Without its knowledge, U.S. says Egypt, UAE escalate regional power struggle.
CAIRO – Twice in the past seven days, Egypt and the United Arab Emirates have secretly launched airstrikes against Islamist-allied militias battling for control of Tripoli, Libya, four senior U.S. officials said, in a major escalation of a regional power struggle set off by Arab Spring revolts.
The United States, the officials said, was caught by surprise: Egypt and the Emirates, both close allies and military partners, acted without informing the U.S., leaving the Obama administration on the sidelines. Egyptian officials explicitly denied to U.S. diplomats that their military played any role in the operation, the officials said, in what appeared a new blow to already strained relations between leaders in Washington and Cairo.
The strikes in Tripoli are another salvo in a power struggle defined by old-style Arab autocrats battling Islamist movements seeking to overturn the old order. Since the military ouster of the Islamist president in Egypt last year, the new government and its backers in Saudi Arabia and the United Arab Emirates have launched a campaign across the region — in the news media, in politics and diplomacy, and by arming local proxies — to roll back what they see as an existential threat to their authority posed by Islamist groups like the Muslim Brotherhood.
Arrayed against them and backing the Islamists are the rival states of Turkey and Qatar.
U.S. officials said the Egyptians and the Emirates had teamed up against an Islamist target inside Libya at least once before. In recent months, the officials said, teams of “special forces” operating out of Egypt but possibly composed primarily of Emirates had also successfully destroyed an Islamist camp near the eastern Libyan city of Derna, an extremist stronghold.
Several officials said in recent days that U.S. diplomats were fuming about the airstrikes, believing the intervention could further inflame the Libyan conflict as the United Nations and Western powers are seeking to broker a peaceful resolution.

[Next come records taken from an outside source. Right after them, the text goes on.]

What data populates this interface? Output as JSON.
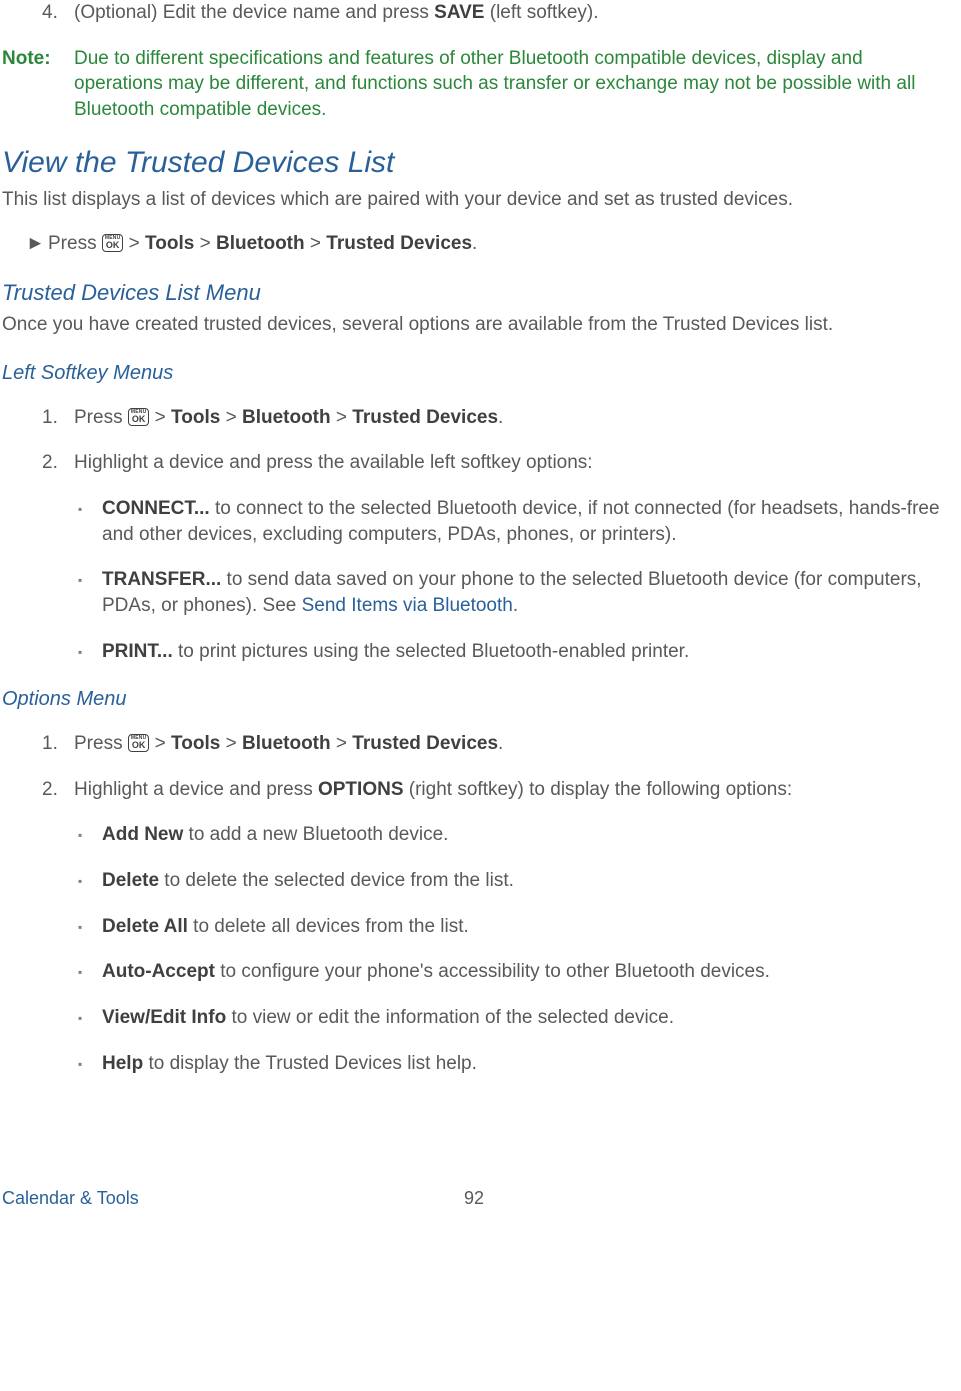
{
  "topStep": {
    "num": "4.",
    "prefix": "(Optional) Edit the device name and press ",
    "bold": "SAVE",
    "suffix": " (left softkey)."
  },
  "note": {
    "label": "Note:",
    "body": "Due to different specifications and features of other Bluetooth compatible devices, display and operations may be different, and functions such as transfer or exchange may not be possible with all Bluetooth compatible devices."
  },
  "viewHeading": "View the Trusted Devices List",
  "viewPara": "This list displays a list of devices which are paired with your device and set as trusted devices.",
  "nav": {
    "arrow": "►",
    "press": "Press ",
    "sep": " > ",
    "tools": "Tools",
    "bluetooth": "Bluetooth",
    "trusted": "Trusted Devices",
    "period": "."
  },
  "trustedMenuHeading": "Trusted Devices List Menu",
  "trustedMenuPara": "Once you have created trusted devices, several options are available from the Trusted Devices list.",
  "leftSoftkeyHeading": "Left Softkey Menus",
  "leftSteps": {
    "s1num": "1.",
    "s2num": "2.",
    "s2text": "Highlight a device and press the available left softkey options:"
  },
  "leftBullets": {
    "b1bold": "CONNECT...",
    "b1rest": " to connect to the selected Bluetooth device, if not connected (for headsets, hands-free and other devices, excluding computers, PDAs, phones, or printers).",
    "b2bold": "TRANSFER...",
    "b2rest1": " to send data saved on your phone to the selected Bluetooth device (for computers, PDAs, or phones). See ",
    "b2link": "Send Items via Bluetooth",
    "b2rest2": ".",
    "b3bold": "PRINT...",
    "b3rest": " to print pictures using the selected Bluetooth-enabled printer."
  },
  "optionsHeading": "Options Menu",
  "optSteps": {
    "s1num": "1.",
    "s2num": "2.",
    "s2prefix": "Highlight a device and press ",
    "s2bold": "OPTIONS",
    "s2suffix": " (right softkey) to display the following options:"
  },
  "optBullets": {
    "b1bold": "Add New",
    "b1rest": " to add a new Bluetooth device.",
    "b2bold": "Delete",
    "b2rest": " to delete the selected device from the list.",
    "b3bold": "Delete All",
    "b3rest": " to delete all devices from the list.",
    "b4bold": "Auto-Accept",
    "b4rest": " to configure your phone's accessibility to other Bluetooth devices.",
    "b5bold": "View/Edit Info",
    "b5rest": " to view or edit the information of the selected device.",
    "b6bold": "Help",
    "b6rest": " to display the Trusted Devices list help."
  },
  "footer": {
    "section": "Calendar & Tools",
    "page": "92"
  },
  "okKey": {
    "top": "MENU",
    "bot": "OK"
  }
}
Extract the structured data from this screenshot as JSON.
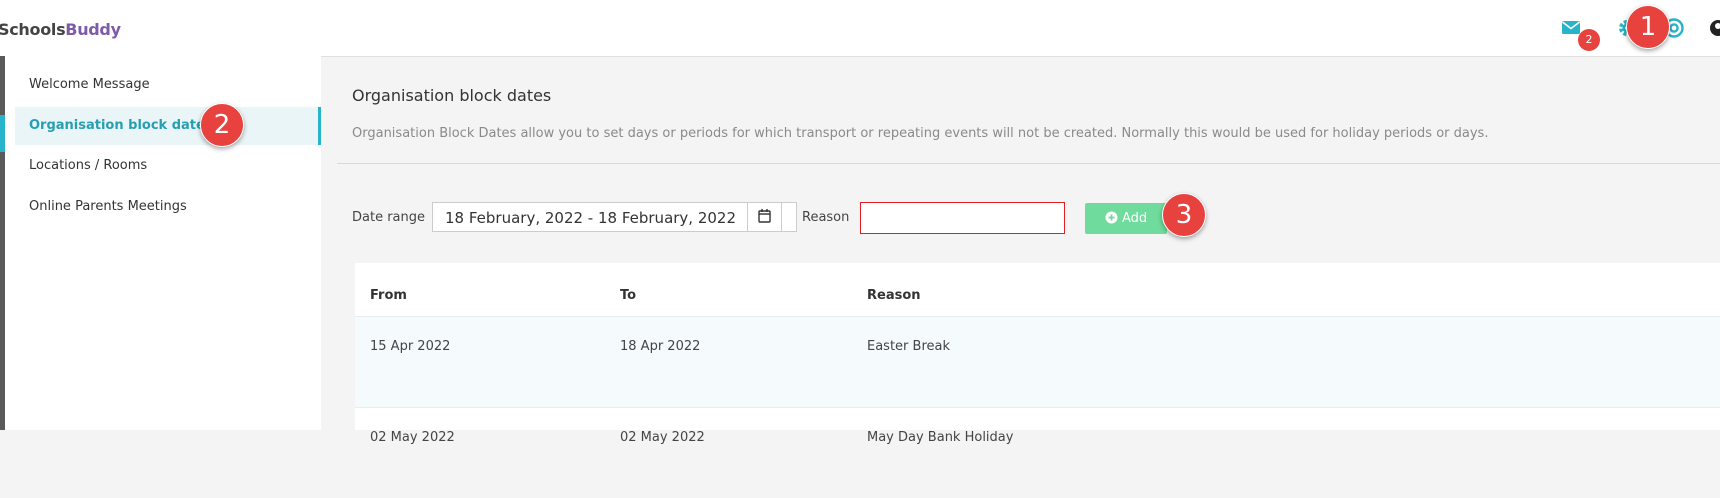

Officials said the government of Qatar has already provided weapons and support to the Islamist-aligned forces inside Libya, so the new strikes represent a shift from a battle of proxies to direct involvement. It could also set off an arms race on both sides.
“We don’t see this as constructive at all,” said one senior U.S. official.
So far, counterproductive
The strikes also have, so far, proved counterproductive. Islamist-aligned militias fighting for control of Tripoli successfully seized its main airport just hours after they were hit with the second round of strikes.
“In every arena — in Syria, Iraq, Gaza, Libya, even what happened in Egypt — this regional polarization, with Saudi Arabia and the UAE on one side and Qatar and Turkey on the other, has proved to be a gigantic impediment to international efforts to resolve any of these crises,” said Michele Dunne, a senior associate at the Carnegie Endowment for International Peace and a former Middle East specialist the State Department.
Egypt’s role, the U.S. officials said, was to provide bases for the launch of the strikes. Egyptian President Abdel Fattah el-Sissi and other officials have issued vigorous-sounding but carefully worded public statements denying any direct action by Egyptian forces in Libya.
“There are no Egyptian aircraft or forces in Libya, and no Egyptian aircraft participated in military action inside Libya,” El-Sissi said on Sunday, the state news agency reported.
In private, the officials said, the Egyptian denials had been more sweeping.
The officials said the UAE — which boasts one of the most effective air forces in the Arab world, thanks to U.S. equipment and training — provided the pilots, warplanes and aerial refueling planes necessary for the fighters to bomb Tripoli out of bases in Egypt. It was unclear if the planes or munitions were U.S.-made.
The UAE has not commented directly on the strikes but came close to denying a role. On Monday, an Emirati state newspaper printed a statement from Anwar Gargash, minister of state for Foreign Affairs, calling any claims about an Emirati role in the attacks “a diversion” from the Libyans’ desire for “stability” and rejection of the Islamists.
‘Cloak of religion’
The allegations, he said, came from a group who “wanted to use the cloak of religion to achieve its political objectives” and “the people discovered its lies and failures.”
The UAE was once considered a sidekick to Saudi Arabia, a regional heavyweight and the dominant power among the Arab monarchies of the Persian Gulf. The Saudi rulers, who draw their own legitimacy from a puritanical understanding of Islam, have long feared the threat of other religious political movements, especially the well-organized and widespread Muslim Brotherhood.